For more than five decades Tamil Nadu has seen a unique blend of film and politics govern the state. But, come May 16, if Anbumani Ramadoss, the chief ministerial candidate of the Pattali Makkal Katchi (PMK), has his way Tamil Nadu will get its first non-AIADMK non-DMK chief minister in 50 years.
There are a lot of things going in favour of Ramadoss: Among the CM candidates in the fray he is the youngest by at least 15 years, tech-savvy and is a professional who is not from Kollywood (the Tamil film industry). There are drawbacks as well: Many still see the PMK as a casteist party and for too long it has been in the shadow of the two main Dravidian parties—AIADMK and DMK.
But these are factors that Ramadoss is confident his party and he can overcome.
After a four-hour party meeting followed by a two-hour photo session with more than 200 PMK candidates when Ramadoss sits for an interview with Hindustan Times there is a clarity in his vision and an enthusiasm in his voice that cannot be missed.
Excerpts of his interview to Viju Cherian.
What are the main problems Tamil Nadu is facing today and how do you plan to tackle it?
Alcohol and corruption. Tamil Nadu sees the highest sale of alcohol, the highest road traffic accidents, highest suicides, young widows and liver diseases in India —all because of alcohol. Tamil Nadu is seeing alcohol enforcement, not alcohol sale. As for corruption, BJP president Amit Shah recently said that Tamil Nadu is the most corrupt state in India — we’ve been saying this for the past five years.
Do you have a plan on how to bring prohibition?
When prohibition kicks in 90% of those drinking will stop. For the remaining the government will provide medical attention. We will set up a toll-free number to check the sale or storage of illicit alcohol. Informers will be rewarded. Special courts will be set up to fast track these cases and the maximum punishment will be life imprisonment.
How conducive is the political environment in Tamil Nadu for PMK?
In the last five years PMK was the true Opposition in the assembly. Even though DMDK’s Vijayakanth was the Leader of Opposition, he went to the Assembly only once. The women in Tamil Nadu want the PMK to come to power because they fell that only we can bring prohibition—we’ve been fighting for it for the past 26 years. Today if other parties are speaking about prohibition it is because of the pressure PMK has put on them.
What is your view on the parties other than the AIADMK and DMK?
The BJP is a minuscule party in Tamil Nadu. The PWF is an alliance of small parties that have been sidelined by other parties. They do not have ideas or ideologies. On their own they will not even win a single MLA.
Why did the PMK choose to go it alone this time?
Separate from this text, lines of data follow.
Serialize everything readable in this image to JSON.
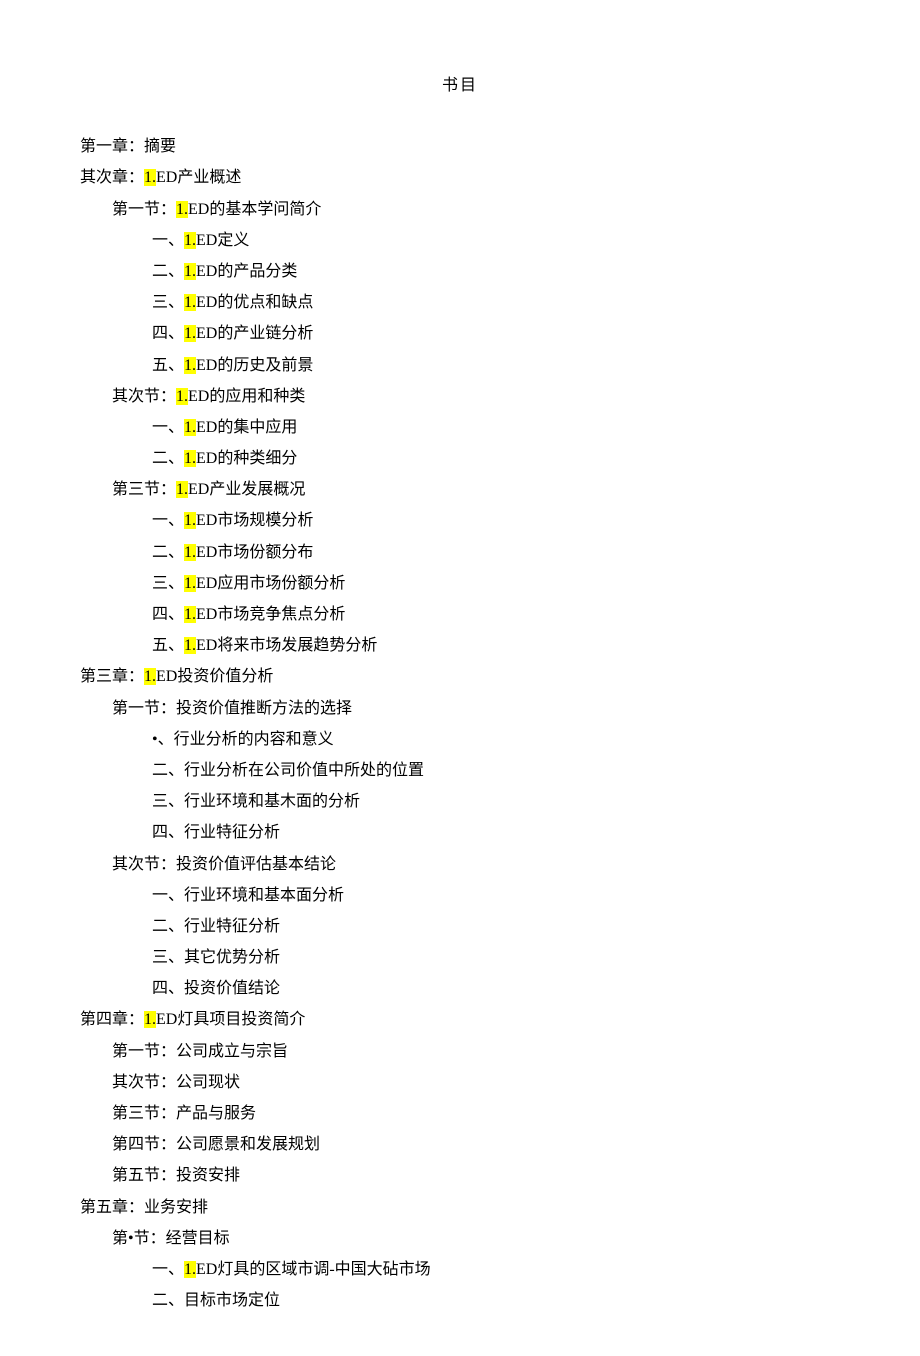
{
  "title": "书目",
  "lines": [
    {
      "level": 0,
      "prefix": "第一章：",
      "hl": "",
      "suffix": "摘要"
    },
    {
      "level": 0,
      "prefix": "其次章：",
      "hl": "1.",
      "suffix": "ED产业概述"
    },
    {
      "level": 1,
      "prefix": "第一节：",
      "hl": "1.",
      "suffix": "ED的基本学问简介"
    },
    {
      "level": 2,
      "prefix": "一、",
      "hl": "1.",
      "suffix": "ED定义"
    },
    {
      "level": 2,
      "prefix": "二、",
      "hl": "1.",
      "suffix": "ED的产品分类"
    },
    {
      "level": 2,
      "prefix": "三、",
      "hl": "1.",
      "suffix": "ED的优点和缺点"
    },
    {
      "level": 2,
      "prefix": "四、",
      "hl": "1.",
      "suffix": "ED的产业链分析"
    },
    {
      "level": 2,
      "prefix": "五、",
      "hl": "1.",
      "suffix": "ED的历史及前景"
    },
    {
      "level": 1,
      "prefix": "其次节：",
      "hl": "1.",
      "suffix": "ED的应用和种类"
    },
    {
      "level": 2,
      "prefix": "一、",
      "hl": "1.",
      "suffix": "ED的集中应用"
    },
    {
      "level": 2,
      "prefix": "二、",
      "hl": "1.",
      "suffix": "ED的种类细分"
    },
    {
      "level": 1,
      "prefix": "第三节：",
      "hl": "1.",
      "suffix": "ED产业发展概况"
    },
    {
      "level": 2,
      "prefix": "一、",
      "hl": "1.",
      "suffix": "ED市场规模分析"
    },
    {
      "level": 2,
      "prefix": "二、",
      "hl": "1.",
      "suffix": "ED市场份额分布"
    },
    {
      "level": 2,
      "prefix": "三、",
      "hl": "1.",
      "suffix": "ED应用市场份额分析"
    },
    {
      "level": 2,
      "prefix": "四、",
      "hl": "1.",
      "suffix": "ED市场竞争焦点分析"
    },
    {
      "level": 2,
      "prefix": "五、",
      "hl": "1.",
      "suffix": "ED将来市场发展趋势分析"
    },
    {
      "level": 0,
      "prefix": "第三章：",
      "hl": "1.",
      "suffix": "ED投资价值分析"
    },
    {
      "level": 1,
      "prefix": "第一节：",
      "hl": "",
      "suffix": "投资价值推断方法的选择"
    },
    {
      "level": 2,
      "prefix": "•、",
      "hl": "",
      "suffix": "行业分析的内容和意义"
    },
    {
      "level": 2,
      "prefix": "二、",
      "hl": "",
      "suffix": "行业分析在公司价值中所处的位置"
    },
    {
      "level": 2,
      "prefix": "三、",
      "hl": "",
      "suffix": "行业环境和基木面的分析"
    },
    {
      "level": 2,
      "prefix": "四、",
      "hl": "",
      "suffix": "行业特征分析"
    },
    {
      "level": 1,
      "prefix": "其次节：",
      "hl": "",
      "suffix": "投资价值评估基本结论"
    },
    {
      "level": 2,
      "prefix": "一、",
      "hl": "",
      "suffix": "行业环境和基本面分析"
    },
    {
      "level": 2,
      "prefix": "二、",
      "hl": "",
      "suffix": "行业特征分析"
    },
    {
      "level": 2,
      "prefix": "三、",
      "hl": "",
      "suffix": "其它优势分析"
    },
    {
      "level": 2,
      "prefix": "四、",
      "hl": "",
      "suffix": "投资价值结论"
    },
    {
      "level": 0,
      "prefix": "第四章：",
      "hl": "1.",
      "suffix": "ED灯具项目投资简介"
    },
    {
      "level": 1,
      "prefix": "第一节：",
      "hl": "",
      "suffix": "公司成立与宗旨"
    },
    {
      "level": 1,
      "prefix": "其次节：",
      "hl": "",
      "suffix": "公司现状"
    },
    {
      "level": 1,
      "prefix": "第三节：",
      "hl": "",
      "suffix": "产品与服务"
    },
    {
      "level": 1,
      "prefix": "第四节：",
      "hl": "",
      "suffix": "公司愿景和发展规划"
    },
    {
      "level": 1,
      "prefix": "第五节：",
      "hl": "",
      "suffix": "投资安排"
    },
    {
      "level": 0,
      "prefix": "第五章：",
      "hl": "",
      "suffix": "业务安排"
    },
    {
      "level": 1,
      "prefix": "第•节：",
      "hl": "",
      "suffix": "经营目标"
    },
    {
      "level": 2,
      "prefix": "一、",
      "hl": "1.",
      "suffix": "ED灯具的区域市调-中国大砧市场"
    },
    {
      "level": 2,
      "prefix": "二、",
      "hl": "",
      "suffix": "目标市场定位"
    }
  ]
}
In the past when we were contesting alone we were winning more seats. But then for 13 years we formed alliances and lost our credibility. We did a huge mistake for which I apologised to the people of Tamil Nadu. Five years back we took a decision that we will not form an alliance with either the AIADMK or DMK.
There are four CM candidates this time. What’s the edge you have over the others?
I have respect for the other three but the fact is they cannot take care of their everyday needs themselves. For five years we had a CM who could not step out of her house (as much as she should have because of health reasons), we have a 93-year-old leader (M Karunanidhi) whose own party leaders are asking him to retire. The third person (Vijayakanth) is incoherent, neither he nor the people who listen to him speak understand what he is saying. I, on the other hand, am a professionally qualified doctor and I’ve proved my credentials while I was a central minister. For the 2.5 crore young neutral voters I will be a better option than the other three.
Tell us a bit about your manifesto?
From the beginning our stand has been that we will not give freebies — no TVs, mixies, grinders, goats, mangalsurtas, dhotis... Now the other parties are following us. Tamil Nadu, over the years, has become synonymous with a freebie culture. The PMK will only give free services — free education and health care.
In your manifesto you’ve said that you would conduct a caste-based census. What the rationale behind it?
Caste-based census is even done by the Centre. We want to do it because we want to give reservation to all the communities in Tamil Nadu.
How important is the Sri Lankan Tamil issue this election?
The Sri Lankan issue is not an election issue but an emotional issue, and through my NGO we have been highlighting this at the UN for years. But people do not vote depending on this, because the DMK-Congress combine was voted to power in 2009 when the war in Sri Lanka was at its peak. The fishermen issue is a more prominent one.
The PMK is often accused of being a caste-based Vanniyar party. Your views on this?
The PMK is not a caste-based party. We are a party for social justice. The PMK general secretary is a Dalit, treasurer is a Muslim and our candidates come from all sections of society. As long as we are with the two main Dravidian parties we were a normal party, the day we broke alliance with them we become a caste-based party.